To engage in the war of worlds declared by Bolsonaro is to reject the hypothesis that Brazil is built upon monoculture, extractivism, and militarism. It is no coincidence that Bolsonaro declared war on the Amerindian peoples.2 His discourse depends on denying that there is enough diversity in Brazil to obviate his theater of centralized power.
The belief in progress and the poisoned language of the colonial state made us a people full of forgetfulness, as Yanomami shaman Davi Kopenawa (Kopenawa and Albert 2015) puts it. To reopen the possibility to a Left-to-land it is necessary to face the challenge of the pluriverse and the multiplicity of worlds, which directly confront the logics of state and development.3 We need to reclaim an autonomy program designed as a practice of making a common world together, by imploding the places of epistemological privilege and refusing the formula where the lack of “enlightenment” among the poor made the Left a custodian of knowledge, universal values, and civilization.
In keeping with such an “enlightenment agenda,” the Left seems to fulfill the prophecy of Bolsonarism, which accuses it of being a cultural and intellectual elite unable to comprehend the revolt of the downtrodden. Bolsonaro’s project of power has to do with empowering those who feel the misery of capitalism in its daily frustrations, but to do so, he needs to summon neo-colonial characters capable of exterminating those who escape neoliberal sacrificial citizenship.
The machinery of power that vibrates in tune with Bolsonarism is arrayed against those who support non-proprietary and non-state experiences; those who distrust the blackmail of wage-earning and the false promises of entrepreneurship. “Walk side by side and not think of yourself as owner,” once said a woman leading an occupation on the outskirts of São Paulo. Struggles are laboratories of fresh insights and political experimentation. This is where ethnography enters the picture as an important source of defiant discourse: the inventive force of these forms of existence.
There are many other worlds calling out to us in the present, which might land together in a common territory.
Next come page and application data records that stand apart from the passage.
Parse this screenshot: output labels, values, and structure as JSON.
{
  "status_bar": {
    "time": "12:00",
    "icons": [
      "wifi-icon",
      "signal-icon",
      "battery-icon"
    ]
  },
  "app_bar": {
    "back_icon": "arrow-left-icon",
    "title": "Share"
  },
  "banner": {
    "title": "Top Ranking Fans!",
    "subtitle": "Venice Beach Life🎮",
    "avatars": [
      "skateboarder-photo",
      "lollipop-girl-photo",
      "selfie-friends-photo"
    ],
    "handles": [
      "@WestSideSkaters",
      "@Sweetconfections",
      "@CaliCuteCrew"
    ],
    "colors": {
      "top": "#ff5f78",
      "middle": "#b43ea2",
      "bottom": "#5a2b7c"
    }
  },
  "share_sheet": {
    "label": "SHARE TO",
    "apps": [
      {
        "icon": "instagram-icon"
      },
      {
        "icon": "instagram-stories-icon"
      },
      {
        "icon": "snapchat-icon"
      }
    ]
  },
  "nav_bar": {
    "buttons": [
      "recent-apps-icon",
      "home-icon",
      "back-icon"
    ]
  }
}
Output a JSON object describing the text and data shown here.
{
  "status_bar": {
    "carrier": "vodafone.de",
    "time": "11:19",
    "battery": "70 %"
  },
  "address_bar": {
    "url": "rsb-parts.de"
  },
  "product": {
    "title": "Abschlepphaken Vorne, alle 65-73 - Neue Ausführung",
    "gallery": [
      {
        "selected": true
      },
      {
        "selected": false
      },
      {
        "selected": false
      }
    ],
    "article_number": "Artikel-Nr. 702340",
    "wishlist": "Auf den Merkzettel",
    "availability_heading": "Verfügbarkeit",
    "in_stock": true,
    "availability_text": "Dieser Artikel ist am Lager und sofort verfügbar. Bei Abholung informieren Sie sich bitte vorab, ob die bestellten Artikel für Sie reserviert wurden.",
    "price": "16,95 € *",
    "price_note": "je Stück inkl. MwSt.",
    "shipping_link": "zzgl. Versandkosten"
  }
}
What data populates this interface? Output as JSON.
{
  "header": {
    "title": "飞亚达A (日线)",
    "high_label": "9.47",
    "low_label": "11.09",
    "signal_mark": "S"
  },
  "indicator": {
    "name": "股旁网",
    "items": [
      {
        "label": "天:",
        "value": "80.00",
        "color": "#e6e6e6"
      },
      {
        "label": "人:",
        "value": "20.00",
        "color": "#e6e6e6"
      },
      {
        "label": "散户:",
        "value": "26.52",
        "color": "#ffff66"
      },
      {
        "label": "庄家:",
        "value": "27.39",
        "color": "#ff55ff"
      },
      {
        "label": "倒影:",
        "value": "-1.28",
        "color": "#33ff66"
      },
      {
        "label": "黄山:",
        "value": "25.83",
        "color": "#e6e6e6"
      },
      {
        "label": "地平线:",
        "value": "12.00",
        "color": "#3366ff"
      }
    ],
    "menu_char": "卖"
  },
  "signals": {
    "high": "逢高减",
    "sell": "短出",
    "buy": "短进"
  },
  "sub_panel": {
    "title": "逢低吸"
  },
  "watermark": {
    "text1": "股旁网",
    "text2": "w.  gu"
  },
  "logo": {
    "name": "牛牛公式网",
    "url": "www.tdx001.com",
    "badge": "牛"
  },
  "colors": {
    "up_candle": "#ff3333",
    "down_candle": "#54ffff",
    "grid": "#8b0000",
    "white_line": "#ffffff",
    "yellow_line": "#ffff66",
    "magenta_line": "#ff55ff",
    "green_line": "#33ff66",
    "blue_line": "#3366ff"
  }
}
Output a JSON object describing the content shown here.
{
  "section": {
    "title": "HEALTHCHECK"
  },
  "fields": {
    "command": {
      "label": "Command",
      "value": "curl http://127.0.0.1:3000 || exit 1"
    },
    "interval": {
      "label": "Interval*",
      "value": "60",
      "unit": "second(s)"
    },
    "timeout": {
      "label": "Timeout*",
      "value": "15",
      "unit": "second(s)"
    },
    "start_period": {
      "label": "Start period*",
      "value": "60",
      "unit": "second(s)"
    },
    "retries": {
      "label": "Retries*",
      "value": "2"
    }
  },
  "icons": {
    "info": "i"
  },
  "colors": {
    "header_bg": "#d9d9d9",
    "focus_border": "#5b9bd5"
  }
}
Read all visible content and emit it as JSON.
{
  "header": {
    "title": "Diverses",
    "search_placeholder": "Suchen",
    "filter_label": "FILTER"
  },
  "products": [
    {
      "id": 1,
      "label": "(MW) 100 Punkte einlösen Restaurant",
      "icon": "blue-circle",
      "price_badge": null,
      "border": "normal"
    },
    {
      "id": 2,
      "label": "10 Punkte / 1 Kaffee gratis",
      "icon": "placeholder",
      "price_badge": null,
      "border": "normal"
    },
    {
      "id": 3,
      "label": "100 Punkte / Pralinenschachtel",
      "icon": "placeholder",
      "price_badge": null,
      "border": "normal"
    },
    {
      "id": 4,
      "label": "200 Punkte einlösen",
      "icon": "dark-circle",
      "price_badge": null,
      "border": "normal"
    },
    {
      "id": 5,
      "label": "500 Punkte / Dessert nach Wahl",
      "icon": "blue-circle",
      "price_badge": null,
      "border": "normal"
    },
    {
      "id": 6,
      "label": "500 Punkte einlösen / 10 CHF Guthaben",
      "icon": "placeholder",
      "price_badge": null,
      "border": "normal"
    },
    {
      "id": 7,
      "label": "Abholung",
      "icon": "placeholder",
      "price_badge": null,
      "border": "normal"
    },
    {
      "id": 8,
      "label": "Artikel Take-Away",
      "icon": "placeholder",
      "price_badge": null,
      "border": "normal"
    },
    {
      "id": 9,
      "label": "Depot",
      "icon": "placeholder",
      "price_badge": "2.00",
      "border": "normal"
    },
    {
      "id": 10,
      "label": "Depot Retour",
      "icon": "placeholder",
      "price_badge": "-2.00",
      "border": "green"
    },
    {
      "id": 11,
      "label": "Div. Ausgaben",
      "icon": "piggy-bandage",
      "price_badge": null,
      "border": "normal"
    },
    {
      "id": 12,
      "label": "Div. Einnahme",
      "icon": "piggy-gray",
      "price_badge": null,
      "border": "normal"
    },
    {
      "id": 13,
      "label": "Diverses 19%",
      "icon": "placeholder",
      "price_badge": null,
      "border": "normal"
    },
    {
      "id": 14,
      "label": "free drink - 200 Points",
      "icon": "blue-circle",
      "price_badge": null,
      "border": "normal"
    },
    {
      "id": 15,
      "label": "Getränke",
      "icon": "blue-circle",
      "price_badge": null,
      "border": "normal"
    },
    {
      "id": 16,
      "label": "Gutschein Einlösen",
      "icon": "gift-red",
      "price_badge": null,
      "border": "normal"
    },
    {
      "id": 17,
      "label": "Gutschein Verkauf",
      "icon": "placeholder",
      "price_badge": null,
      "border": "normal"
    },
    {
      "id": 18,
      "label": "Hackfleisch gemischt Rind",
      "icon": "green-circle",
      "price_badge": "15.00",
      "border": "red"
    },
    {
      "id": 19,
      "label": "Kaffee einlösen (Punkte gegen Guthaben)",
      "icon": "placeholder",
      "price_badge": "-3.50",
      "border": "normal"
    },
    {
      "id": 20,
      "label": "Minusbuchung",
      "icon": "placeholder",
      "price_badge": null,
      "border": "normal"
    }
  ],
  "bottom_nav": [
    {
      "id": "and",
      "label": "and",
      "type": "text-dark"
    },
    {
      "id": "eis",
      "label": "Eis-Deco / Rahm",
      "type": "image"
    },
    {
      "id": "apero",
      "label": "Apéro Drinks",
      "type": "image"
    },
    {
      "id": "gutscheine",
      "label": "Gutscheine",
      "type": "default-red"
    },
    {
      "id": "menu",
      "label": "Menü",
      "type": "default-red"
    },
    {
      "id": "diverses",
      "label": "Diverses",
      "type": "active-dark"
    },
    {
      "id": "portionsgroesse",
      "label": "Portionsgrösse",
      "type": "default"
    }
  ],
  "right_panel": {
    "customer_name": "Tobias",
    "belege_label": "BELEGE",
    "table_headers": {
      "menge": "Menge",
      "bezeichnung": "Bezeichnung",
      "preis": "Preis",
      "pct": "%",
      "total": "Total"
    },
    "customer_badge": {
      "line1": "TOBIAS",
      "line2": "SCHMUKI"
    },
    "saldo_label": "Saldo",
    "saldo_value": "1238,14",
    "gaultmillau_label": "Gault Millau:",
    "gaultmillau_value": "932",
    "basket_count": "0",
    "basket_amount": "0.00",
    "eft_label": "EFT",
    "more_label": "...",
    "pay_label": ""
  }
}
As with the events of June 2013, anthropology is a tool that, along with the dispossessed, the workers and those who do not want to become workers, the young people, and all the struggle for life in anti-extractivist resistance of indigenous people of the Americas can work to find and to sustain another place to land; through wild and unexpected alliances where everything is still possible, including sabotaging this greater “Brazil of progress” represented in a terrifying version by Bolsonaro. Taking part in the ongoing ontological war is finally to realize that our class struggle is a war of worlds.
1. In June 2013 millions of people took to the streets to oppose the regime of financialized liberal democracy and the unsustainable gap between rulers and ruled—a multitudinous demonstration. See the previous Hot Spot series on Protesting Democracy in Brazil organized by Alexander S. Dent and Rosana Pinheiro-Machado.
3. Here we borrow the idea of landing somewherefrom Bruno Latour (2018) to suggest the question of belonging to a particular soil. We can think in opposition to a Left-to-rule referring not only to the institutional Left but also to a type of organization and way of thinking that supposes hierarchy and relations of obedience between experts and amateurs, “we” and “the people,” enlightened and alienated, and so on.
Kopenawa, Davi, and Bruce Albert. 2015. A queda do céu: Palavras de um xamã yanomami. São Paulo: Companhia das Letras.
Latour, Bruno. 2018. Down to Earth: Politics in the New Climatic Regime. Cambridge, UK: Polity.